REQUIREMENT:
Give back each entry exactly as written, apart from the pictures.

──────── GIVEN RECORDS ────────

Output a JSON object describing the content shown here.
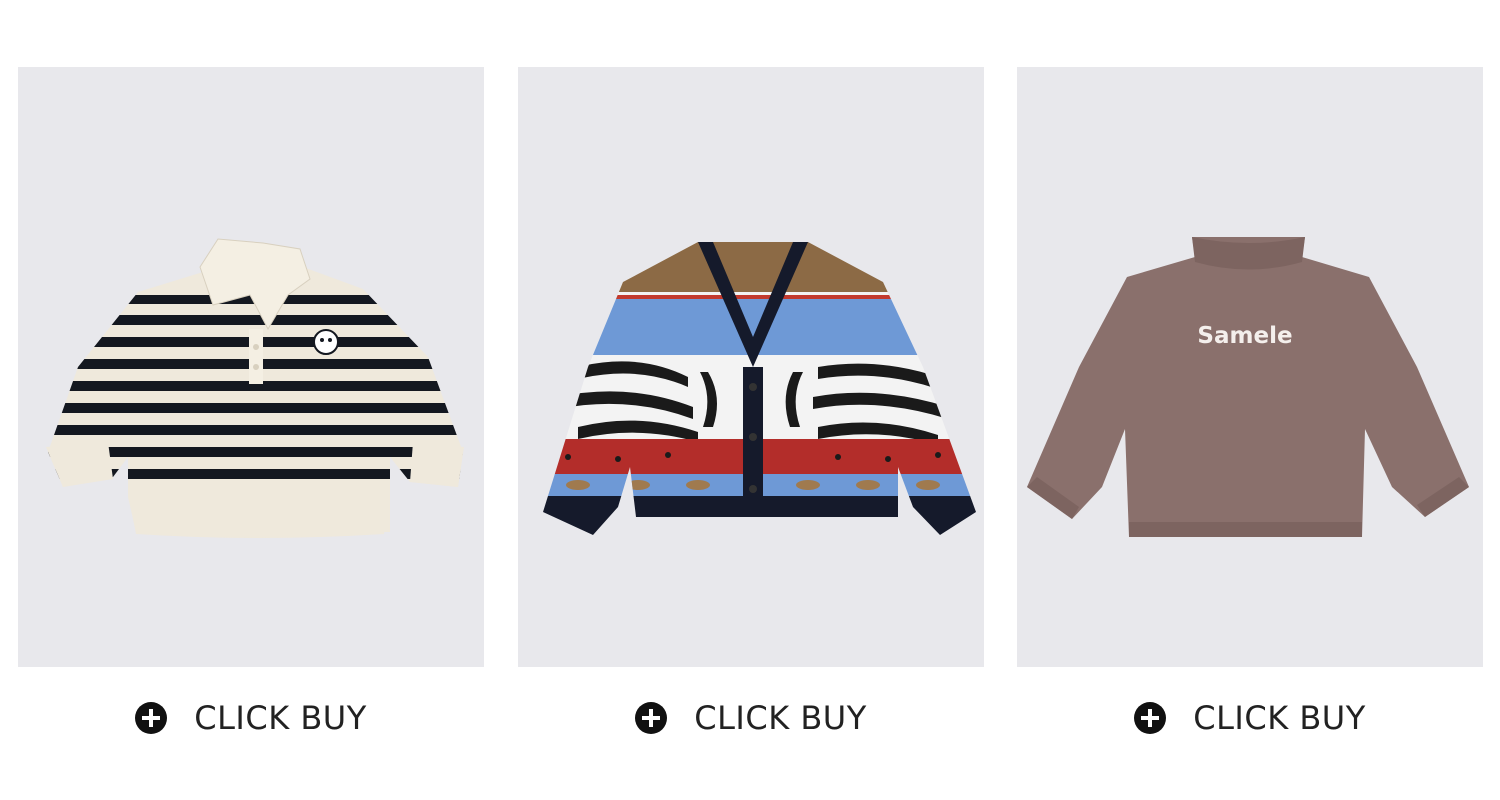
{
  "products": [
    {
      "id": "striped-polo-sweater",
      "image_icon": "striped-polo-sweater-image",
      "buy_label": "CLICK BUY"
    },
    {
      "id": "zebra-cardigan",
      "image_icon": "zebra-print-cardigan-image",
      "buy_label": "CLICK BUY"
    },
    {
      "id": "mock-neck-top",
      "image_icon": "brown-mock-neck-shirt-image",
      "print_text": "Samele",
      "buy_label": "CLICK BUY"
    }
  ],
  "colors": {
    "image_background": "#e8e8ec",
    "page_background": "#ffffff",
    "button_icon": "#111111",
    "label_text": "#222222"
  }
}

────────

WRITTEN ANSWER:
Output a JSON object describing the content shown here.
{
  "products": [
    {
      "id": "striped-polo-sweater",
      "image_icon": "striped-polo-sweater-image",
      "buy_label": "CLICK BUY"
    },
    {
      "id": "zebra-cardigan",
      "image_icon": "zebra-print-cardigan-image",
      "buy_label": "CLICK BUY"
    },
    {
      "id": "mock-neck-top",
      "image_icon": "brown-mock-neck-shirt-image",
      "print_text": "Samele",
      "buy_label": "CLICK BUY"
    }
  ],
  "colors": {
    "image_background": "#e8e8ec",
    "page_background": "#ffffff",
    "button_icon": "#111111",
    "label_text": "#222222"
  }
}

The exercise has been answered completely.